> _WORK REQUEST_:
Provide the number of lines below containing the word "Billing", without any other words.

> _TASK INPUTS_:
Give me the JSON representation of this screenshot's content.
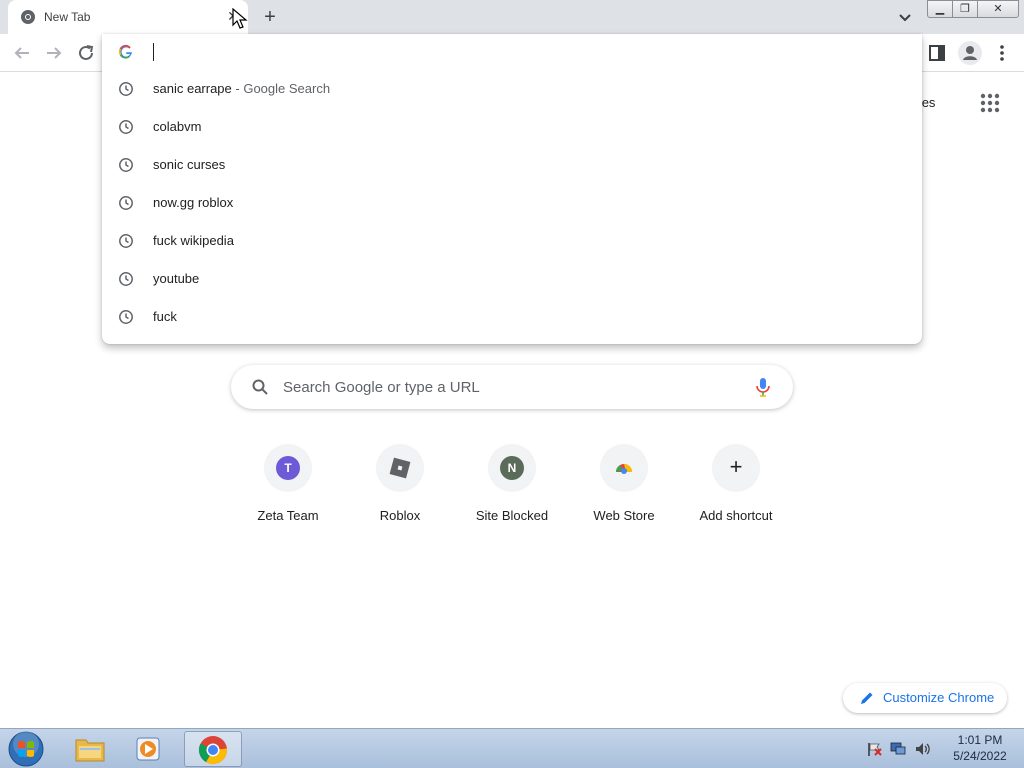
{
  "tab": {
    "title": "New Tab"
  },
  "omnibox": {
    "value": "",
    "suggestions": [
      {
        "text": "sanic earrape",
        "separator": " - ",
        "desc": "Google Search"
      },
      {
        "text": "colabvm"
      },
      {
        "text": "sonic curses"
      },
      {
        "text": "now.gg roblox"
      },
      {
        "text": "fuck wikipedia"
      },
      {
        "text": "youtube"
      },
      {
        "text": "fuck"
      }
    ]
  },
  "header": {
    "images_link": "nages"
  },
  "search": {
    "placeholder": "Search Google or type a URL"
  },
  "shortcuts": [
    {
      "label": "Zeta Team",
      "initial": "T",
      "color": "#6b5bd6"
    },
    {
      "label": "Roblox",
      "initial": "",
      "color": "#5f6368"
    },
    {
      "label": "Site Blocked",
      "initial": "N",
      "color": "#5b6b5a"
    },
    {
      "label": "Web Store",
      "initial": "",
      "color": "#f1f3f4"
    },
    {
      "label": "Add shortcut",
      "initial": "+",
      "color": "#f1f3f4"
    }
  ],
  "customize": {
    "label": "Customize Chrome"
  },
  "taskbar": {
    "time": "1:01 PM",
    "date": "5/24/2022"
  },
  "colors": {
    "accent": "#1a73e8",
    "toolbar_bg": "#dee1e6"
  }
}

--

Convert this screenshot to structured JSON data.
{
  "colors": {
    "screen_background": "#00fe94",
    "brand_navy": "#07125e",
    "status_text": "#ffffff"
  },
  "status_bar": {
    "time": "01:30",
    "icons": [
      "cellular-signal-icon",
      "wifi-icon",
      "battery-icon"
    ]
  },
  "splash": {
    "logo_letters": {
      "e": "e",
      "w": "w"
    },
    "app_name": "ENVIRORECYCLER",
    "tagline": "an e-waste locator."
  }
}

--

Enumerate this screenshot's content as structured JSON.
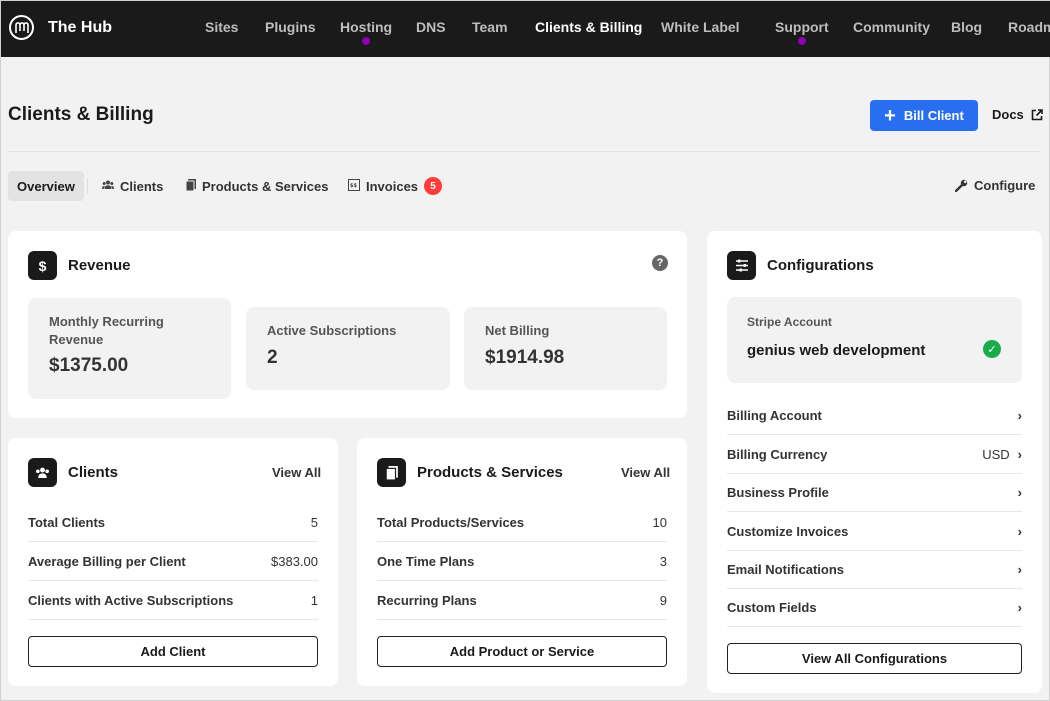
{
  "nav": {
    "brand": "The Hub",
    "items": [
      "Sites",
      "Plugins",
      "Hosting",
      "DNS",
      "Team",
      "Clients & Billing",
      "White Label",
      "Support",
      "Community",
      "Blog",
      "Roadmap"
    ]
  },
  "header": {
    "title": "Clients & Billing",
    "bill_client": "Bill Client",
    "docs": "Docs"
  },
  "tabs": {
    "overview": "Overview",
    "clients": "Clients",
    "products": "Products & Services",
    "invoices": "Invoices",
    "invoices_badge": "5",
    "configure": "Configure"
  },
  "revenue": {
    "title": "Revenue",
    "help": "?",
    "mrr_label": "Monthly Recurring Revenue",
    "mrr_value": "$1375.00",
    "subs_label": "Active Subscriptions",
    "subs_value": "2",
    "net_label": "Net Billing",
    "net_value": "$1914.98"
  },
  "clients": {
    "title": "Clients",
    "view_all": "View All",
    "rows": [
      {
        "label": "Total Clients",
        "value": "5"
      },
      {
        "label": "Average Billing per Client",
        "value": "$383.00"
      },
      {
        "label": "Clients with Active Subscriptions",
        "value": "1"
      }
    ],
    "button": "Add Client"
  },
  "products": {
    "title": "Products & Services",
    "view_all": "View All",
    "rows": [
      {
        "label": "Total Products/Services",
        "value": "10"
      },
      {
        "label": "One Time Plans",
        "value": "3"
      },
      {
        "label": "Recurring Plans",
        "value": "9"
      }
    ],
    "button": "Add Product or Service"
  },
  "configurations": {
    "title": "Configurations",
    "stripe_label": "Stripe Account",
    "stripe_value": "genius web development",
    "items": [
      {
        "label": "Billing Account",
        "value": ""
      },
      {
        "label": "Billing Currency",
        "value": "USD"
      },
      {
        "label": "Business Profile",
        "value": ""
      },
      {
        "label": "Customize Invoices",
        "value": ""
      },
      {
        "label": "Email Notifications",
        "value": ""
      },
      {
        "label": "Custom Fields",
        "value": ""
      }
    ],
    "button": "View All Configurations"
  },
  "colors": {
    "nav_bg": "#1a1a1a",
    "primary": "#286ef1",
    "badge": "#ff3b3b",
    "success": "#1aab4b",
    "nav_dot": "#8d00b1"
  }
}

> _OUTPUT BELOW_:
6